The four lions around the plinth of the statue are supposed to represent the strong citizens in the park. Hygeia is the Goddess of Health, she is shown as a virgin, holding a cup from which a snake (the symbol of health) drinks.

Hygeia, known as Salus to the Romans, was said to have been the daughter of Æsculapius, and to have taken care of the sacred serpents. The picture above shows the 'Hope Hygieia', a seven-foot-tall, nearly one-ton marble statue of Hygieia, the goddess of health,  on loan to the J. Paul Getty Museum from the Los Angeles County Museum of Art (LACMA).  It was found in 1797 at Ostia, the ancient port of Rome.


Hygeia : Wikipedia

Historic Gardens and Landscapes, Duthie Park by Abereen City Council

Royal Commission on the Ancient and Historical Monuments of Scotland

Historic Scotland

Duthie Park, on the Scottish Recipes website

'Hygeia', Duthie Park , Aberdeen (1897)

Duthie Park, Aberdeen: A standing figure of the greek goddess Hygeia in classical dress carved in pale granite. She represents a virgin holding a cup from which the symbol of health, a snake, drinks. 

She stands on a decorative corinthian column, the capital of which is decorated with large flowers seemingly made of acanthus leaves. Four recumbent lions in red granite lie at the base.  The park opened in 1883, the statue was conceived later as recognition of Miss Duthie's gift to Aberdeen.


"Miss Elizabeth Crombie Duthie (a daughter of the merchant and ship owner Alexander Duthie) had been left substantial sums following the deaths of her uncle, Walter Duthie, a Writer to the Signet in Edinburgh, and her brother, Alexander Duthie, a well known advocate in Aberdeen. She wanted to create a permanent memorial to these two members of the legal profession and the suggestion of a park was accepted in style at a meeting of the Town Council on 5th July 1880."

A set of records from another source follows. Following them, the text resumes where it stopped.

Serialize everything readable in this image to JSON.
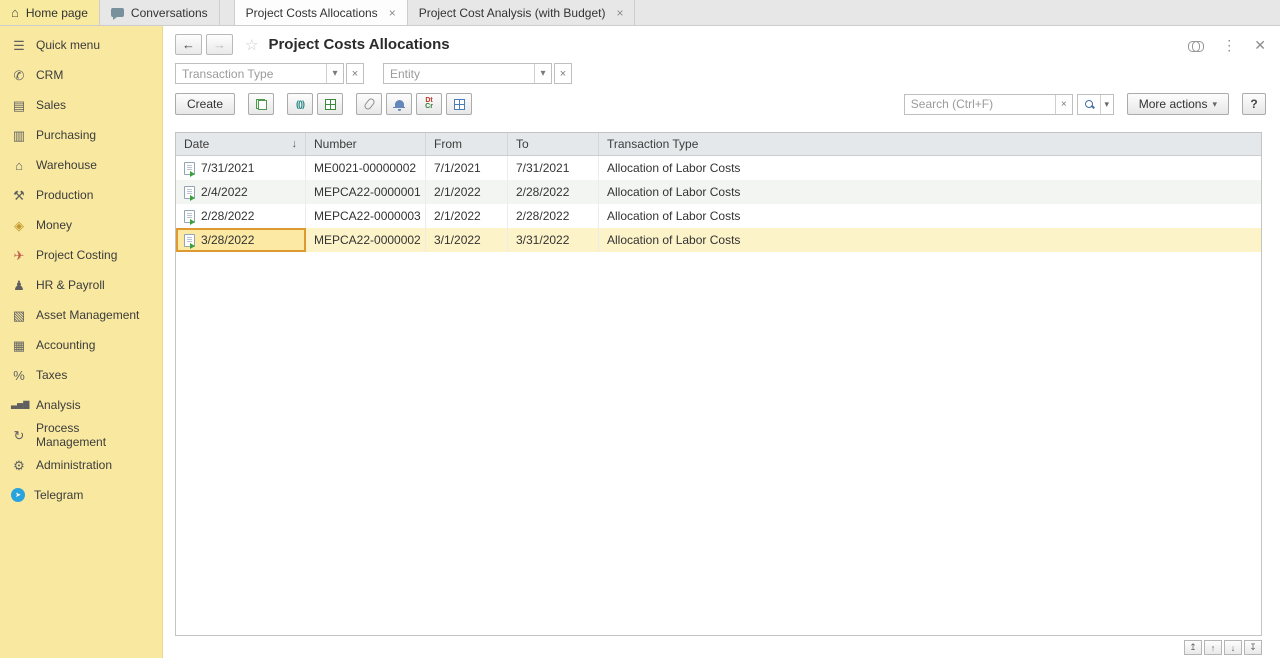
{
  "tabbar": {
    "tabs": [
      {
        "label": "Home page",
        "glyph": "⌂"
      },
      {
        "label": "Conversations"
      },
      {
        "label": "Project Costs Allocations",
        "close_glyph": "×"
      },
      {
        "label": "Project Cost Analysis (with Budget)",
        "close_glyph": "×"
      }
    ]
  },
  "sidebar": {
    "items": [
      {
        "label": "Quick menu",
        "icon": "menu-icon",
        "glyph": "☰"
      },
      {
        "label": "CRM",
        "icon": "crm-icon",
        "glyph": "✆"
      },
      {
        "label": "Sales",
        "icon": "sales-icon",
        "glyph": "▤"
      },
      {
        "label": "Purchasing",
        "icon": "purchasing-icon",
        "glyph": "▥"
      },
      {
        "label": "Warehouse",
        "icon": "warehouse-icon",
        "glyph": "⌂"
      },
      {
        "label": "Production",
        "icon": "production-icon",
        "glyph": "⚒"
      },
      {
        "label": "Money",
        "icon": "money-icon",
        "glyph": "◈"
      },
      {
        "label": "Project Costing",
        "icon": "project-costing-icon",
        "glyph": "✈"
      },
      {
        "label": "HR & Payroll",
        "icon": "hr-payroll-icon",
        "glyph": "♟"
      },
      {
        "label": "Asset Management",
        "icon": "asset-management-icon",
        "glyph": "▧"
      },
      {
        "label": "Accounting",
        "icon": "accounting-icon",
        "glyph": "▦"
      },
      {
        "label": "Taxes",
        "icon": "taxes-icon",
        "glyph": "%"
      },
      {
        "label": "Analysis",
        "icon": "analysis-icon",
        "glyph": "▃▅▇"
      },
      {
        "label": "Process Management",
        "icon": "process-management-icon",
        "glyph": "↻"
      },
      {
        "label": "Administration",
        "icon": "administration-icon",
        "glyph": "⚙"
      },
      {
        "label": "Telegram",
        "icon": "telegram-icon",
        "glyph": "➤"
      }
    ]
  },
  "page": {
    "title": "Project Costs Allocations",
    "back_glyph": "←",
    "forward_glyph": "→",
    "favorite_glyph": "☆",
    "menu_glyph": "⋮",
    "close_glyph": "✕"
  },
  "filters": {
    "transaction_type_placeholder": "Transaction Type",
    "entity_placeholder": "Entity",
    "dropdown_glyph": "▾",
    "clear_glyph": "×"
  },
  "toolbar": {
    "create_label": "Create",
    "broadcast_glyph": "(())",
    "dtcr_top": "Dt",
    "dtcr_bottom": "Cr",
    "search_placeholder": "Search (Ctrl+F)",
    "search_clear_glyph": "×",
    "dropdown_glyph": "▾",
    "more_actions_label": "More actions",
    "help_label": "?"
  },
  "table": {
    "columns": {
      "date": "Date",
      "number": "Number",
      "from": "From",
      "to": "To",
      "type": "Transaction Type"
    },
    "sort_glyph": "↓",
    "rows": [
      {
        "date": "7/31/2021",
        "number": "ME0021-00000002",
        "from": "7/1/2021",
        "to": "7/31/2021",
        "type": "Allocation of Labor Costs"
      },
      {
        "date": "2/4/2022",
        "number": "MEPCA22-0000001",
        "from": "2/1/2022",
        "to": "2/28/2022",
        "type": "Allocation of Labor Costs"
      },
      {
        "date": "2/28/2022",
        "number": "MEPCA22-0000003",
        "from": "2/1/2022",
        "to": "2/28/2022",
        "type": "Allocation of Labor Costs"
      },
      {
        "date": "3/28/2022",
        "number": "MEPCA22-0000002",
        "from": "3/1/2022",
        "to": "3/31/2022",
        "type": "Allocation of Labor Costs"
      }
    ]
  },
  "pager": {
    "first_glyph": "↥",
    "up_glyph": "↑",
    "down_glyph": "↓",
    "last_glyph": "↧"
  },
  "colors": {
    "sidebar_bg": "#f9e9a0",
    "table_header_bg": "#e5e8ea",
    "selected_row_bg": "#fdf3c9",
    "selected_cell_bg": "#fbe9a4",
    "selected_cell_border": "#dc9a30",
    "telegram_blue": "#29a3dd"
  }
}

"Following the death of Miss Duthie in 1885, the Town Council agreed to erect a monument in her honour. The monument comprises a fluted Corinthian column supporting the Greek goddess of health, Hygeia. Four lions in red granite guard the base of the white granite monument. The contract for this monument had been awarded to Mr Arthur Taylor, monumental sculptor of Jute Street. He engaged a Mr John Cassidy, a sculptor with a studio in Manchester, to prepare the model in 1897. Mr Cassidy, native of County Meath in Ireland, assisted by Mr Schots, a Belgian artist, completed their work in December 1897. "

References (from the Historic Scotland record):

Aberdeen City Archives, Scale Drawing of monument to be erected in the Duthie Park, (circa 1883); A I McConnochie, 50 views of the Granite City, (circa 1900), p46;  Duthie Park 100 years of pleasure  (1985); J S Reid, Mechanical Aberdeen, (1990), p8-9; W A Brogden, Aberdeen: an illustrated architectural guide (2nd Edition, 1998), p162; National Monuments Record of Scotland  Photographs.

Special thanks to Frances Wilson for the close-up views of the statue and plaque. The  picture of the whole column is copyright

Footnote: Lady Elizabeth Crombie Duthie lived at 34 Maberly Street, Aberdeen, and in 2005 a plaque was erected there in her memory. The building was demolished in 2008 and replaced by twelve luxury flats;  the plaque is now carried by that building.

Updated by Charlie Hulme October2009